Records excerpted from a collection
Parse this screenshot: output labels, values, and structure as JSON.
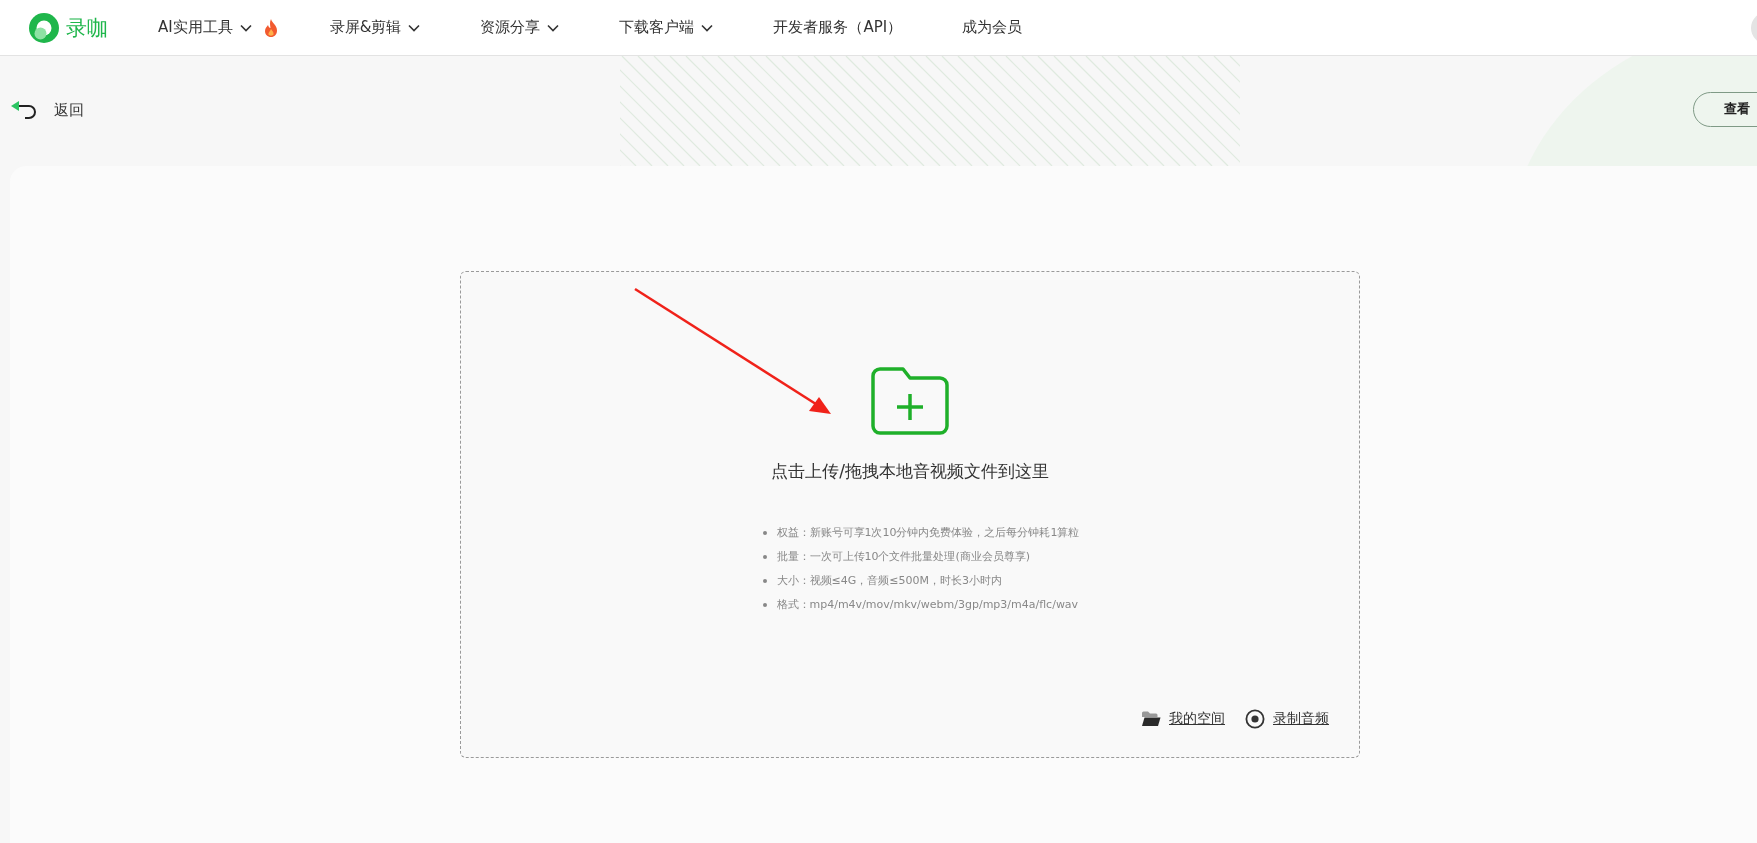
{
  "logo": {
    "text": "录咖"
  },
  "nav": [
    {
      "label": "AI实用工具",
      "dropdown": true,
      "hot": true
    },
    {
      "label": "录屏&剪辑",
      "dropdown": true,
      "hot": false
    },
    {
      "label": "资源分享",
      "dropdown": true,
      "hot": false
    },
    {
      "label": "下载客户端",
      "dropdown": true,
      "hot": false
    },
    {
      "label": "开发者服务（API）",
      "dropdown": false,
      "hot": false
    },
    {
      "label": "成为会员",
      "dropdown": false,
      "hot": false
    }
  ],
  "back": {
    "label": "返回"
  },
  "top_right_button": {
    "label": "查看"
  },
  "upload": {
    "title": "点击上传/拖拽本地音视频文件到这里",
    "tips": [
      "权益：新账号可享1次10分钟内免费体验，之后每分钟耗1算粒",
      "批量：一次可上传10个文件批量处理(商业会员尊享)",
      "大小：视频≤4G，音频≤500M，时长3小时内",
      "格式：mp4/m4v/mov/mkv/webm/3gp/mp3/m4a/flc/wav"
    ],
    "links": [
      {
        "kind": "folder",
        "label": "我的空间"
      },
      {
        "kind": "record",
        "label": "录制音频"
      }
    ]
  }
}
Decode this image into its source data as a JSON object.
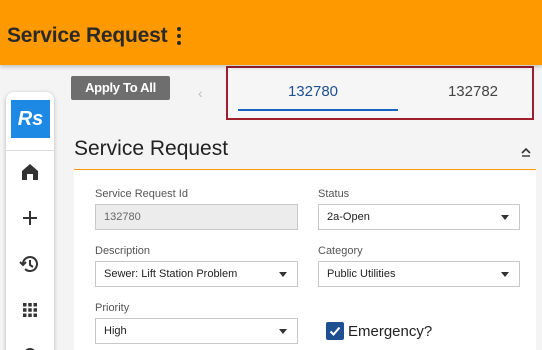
{
  "header": {
    "title": "Service Request",
    "menu_icon": "kebab-menu-icon"
  },
  "sidebar": {
    "logo": "Rs",
    "items": [
      {
        "icon": "home-icon"
      },
      {
        "icon": "plus-icon"
      },
      {
        "icon": "history-icon"
      },
      {
        "icon": "apps-grid-icon"
      },
      {
        "icon": "gear-icon"
      }
    ]
  },
  "toolbar": {
    "apply_all_label": "Apply To All"
  },
  "tabs": [
    {
      "label": "132780",
      "active": true
    },
    {
      "label": "132782",
      "active": false
    }
  ],
  "section": {
    "title": "Service Request"
  },
  "form": {
    "sr_id": {
      "label": "Service Request Id",
      "value": "132780"
    },
    "status": {
      "label": "Status",
      "value": "2a-Open"
    },
    "description": {
      "label": "Description",
      "value": "Sewer: Lift Station Problem"
    },
    "category": {
      "label": "Category",
      "value": "Public Utilities"
    },
    "priority": {
      "label": "Priority",
      "value": "High"
    },
    "emergency": {
      "label": "Emergency?",
      "checked": true
    }
  },
  "colors": {
    "brand": "#ff9900",
    "accent": "#1d4f91",
    "logo_bg": "#1e88e5"
  }
}
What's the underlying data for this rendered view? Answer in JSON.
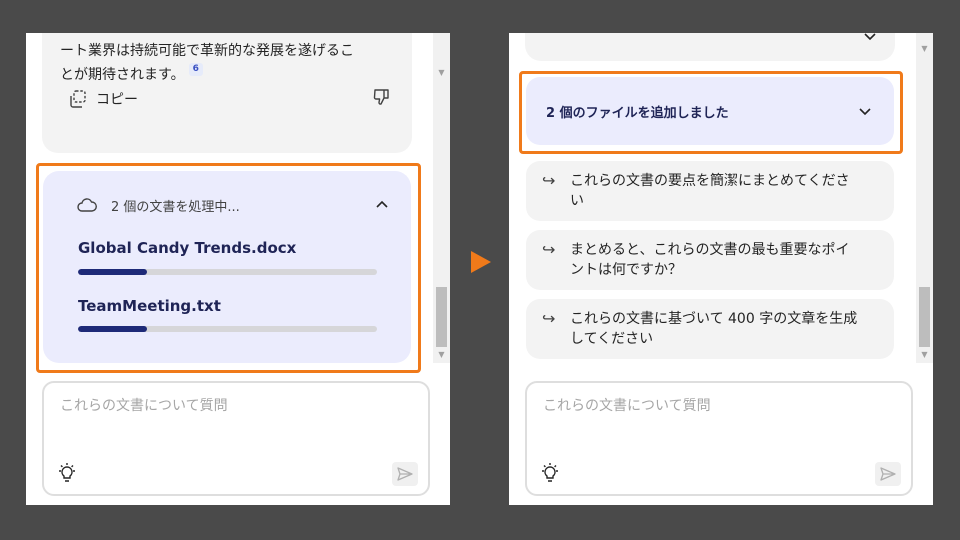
{
  "colors": {
    "background": "#4a4a4a",
    "panel": "#ffffff",
    "highlight": "#f07a1a",
    "card_lavender": "#ebecfd",
    "progress_fill": "#1e2a78"
  },
  "left": {
    "answer": {
      "line1": "ート業界は持続可能で革新的な発展を遂げるこ",
      "line2": "とが期待されます。",
      "citation": "6",
      "copy_label": "コピー",
      "copy_icon": "copy-icon",
      "dislike_icon": "thumbs-down-icon"
    },
    "processing": {
      "icon": "cloud-icon",
      "title": "2 個の文書を処理中...",
      "files": [
        {
          "name": "Global Candy Trends.docx",
          "progress": 0.23
        },
        {
          "name": "TeamMeeting.txt",
          "progress": 0.23
        }
      ]
    },
    "input": {
      "placeholder": "これらの文書について質問"
    }
  },
  "right": {
    "added_files_label": "2 個のファイルを追加しました",
    "suggestions": [
      {
        "line1": "これらの文書の要点を簡潔にまとめてくださ",
        "line2": "い"
      },
      {
        "line1": "まとめると、これらの文書の最も重要なポイ",
        "line2": "ントは何ですか？"
      },
      {
        "line1": "これらの文書に基づいて 400 字の文章を生成",
        "line2": "してください"
      }
    ],
    "input": {
      "placeholder": "これらの文書について質問"
    }
  }
}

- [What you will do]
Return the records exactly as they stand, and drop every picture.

- [Task solution]
Parse this screenshot: output labels, values, and structure as JSON.
{
  "logo": {
    "text": "录咖"
  },
  "nav": [
    {
      "label": "AI实用工具",
      "dropdown": true,
      "hot": true
    },
    {
      "label": "录屏&剪辑",
      "dropdown": true,
      "hot": false
    },
    {
      "label": "资源分享",
      "dropdown": true,
      "hot": false
    },
    {
      "label": "下载客户端",
      "dropdown": true,
      "hot": false
    },
    {
      "label": "开发者服务（API）",
      "dropdown": false,
      "hot": false
    },
    {
      "label": "成为会员",
      "dropdown": false,
      "hot": false
    }
  ],
  "back": {
    "label": "返回"
  },
  "top_right_button": {
    "label": "查看"
  },
  "upload": {
    "title": "点击上传/拖拽本地音视频文件到这里",
    "tips": [
      "权益：新账号可享1次10分钟内免费体验，之后每分钟耗1算粒",
      "批量：一次可上传10个文件批量处理(商业会员尊享)",
      "大小：视频≤4G，音频≤500M，时长3小时内",
      "格式：mp4/m4v/mov/mkv/webm/3gp/mp3/m4a/flc/wav"
    ],
    "links": [
      {
        "kind": "folder",
        "label": "我的空间"
      },
      {
        "kind": "record",
        "label": "录制音频"
      }
    ]
  }
}
Decode this image into its source data as a JSON object.
{
  "header": {
    "title": "Service Request",
    "menu_icon": "kebab-menu-icon"
  },
  "sidebar": {
    "logo": "Rs",
    "items": [
      {
        "icon": "home-icon"
      },
      {
        "icon": "plus-icon"
      },
      {
        "icon": "history-icon"
      },
      {
        "icon": "apps-grid-icon"
      },
      {
        "icon": "gear-icon"
      }
    ]
  },
  "toolbar": {
    "apply_all_label": "Apply To All"
  },
  "tabs": [
    {
      "label": "132780",
      "active": true
    },
    {
      "label": "132782",
      "active": false
    }
  ],
  "section": {
    "title": "Service Request"
  },
  "form": {
    "sr_id": {
      "label": "Service Request Id",
      "value": "132780"
    },
    "status": {
      "label": "Status",
      "value": "2a-Open"
    },
    "description": {
      "label": "Description",
      "value": "Sewer: Lift Station Problem"
    },
    "category": {
      "label": "Category",
      "value": "Public Utilities"
    },
    "priority": {
      "label": "Priority",
      "value": "High"
    },
    "emergency": {
      "label": "Emergency?",
      "checked": true
    }
  },
  "colors": {
    "brand": "#ff9900",
    "accent": "#1d4f91",
    "logo_bg": "#1e88e5"
  }
}
What's the underlying data for this rendered view? Answer in JSON.
{
  "colors": {
    "background": "#4a4a4a",
    "panel": "#ffffff",
    "highlight": "#f07a1a",
    "card_lavender": "#ebecfd",
    "progress_fill": "#1e2a78"
  },
  "left": {
    "answer": {
      "line1": "ート業界は持続可能で革新的な発展を遂げるこ",
      "line2": "とが期待されます。",
      "citation": "6",
      "copy_label": "コピー",
      "copy_icon": "copy-icon",
      "dislike_icon": "thumbs-down-icon"
    },
    "processing": {
      "icon": "cloud-icon",
      "title": "2 個の文書を処理中...",
      "files": [
        {
          "name": "Global Candy Trends.docx",
          "progress": 0.23
        },
        {
          "name": "TeamMeeting.txt",
          "progress": 0.23
        }
      ]
    },
    "input": {
      "placeholder": "これらの文書について質問"
    }
  },
  "right": {
    "added_files_label": "2 個のファイルを追加しました",
    "suggestions": [
      {
        "line1": "これらの文書の要点を簡潔にまとめてくださ",
        "line2": "い"
      },
      {
        "line1": "まとめると、これらの文書の最も重要なポイ",
        "line2": "ントは何ですか？"
      },
      {
        "line1": "これらの文書に基づいて 400 字の文章を生成",
        "line2": "してください"
      }
    ],
    "input": {
      "placeholder": "これらの文書について質問"
    }
  }
}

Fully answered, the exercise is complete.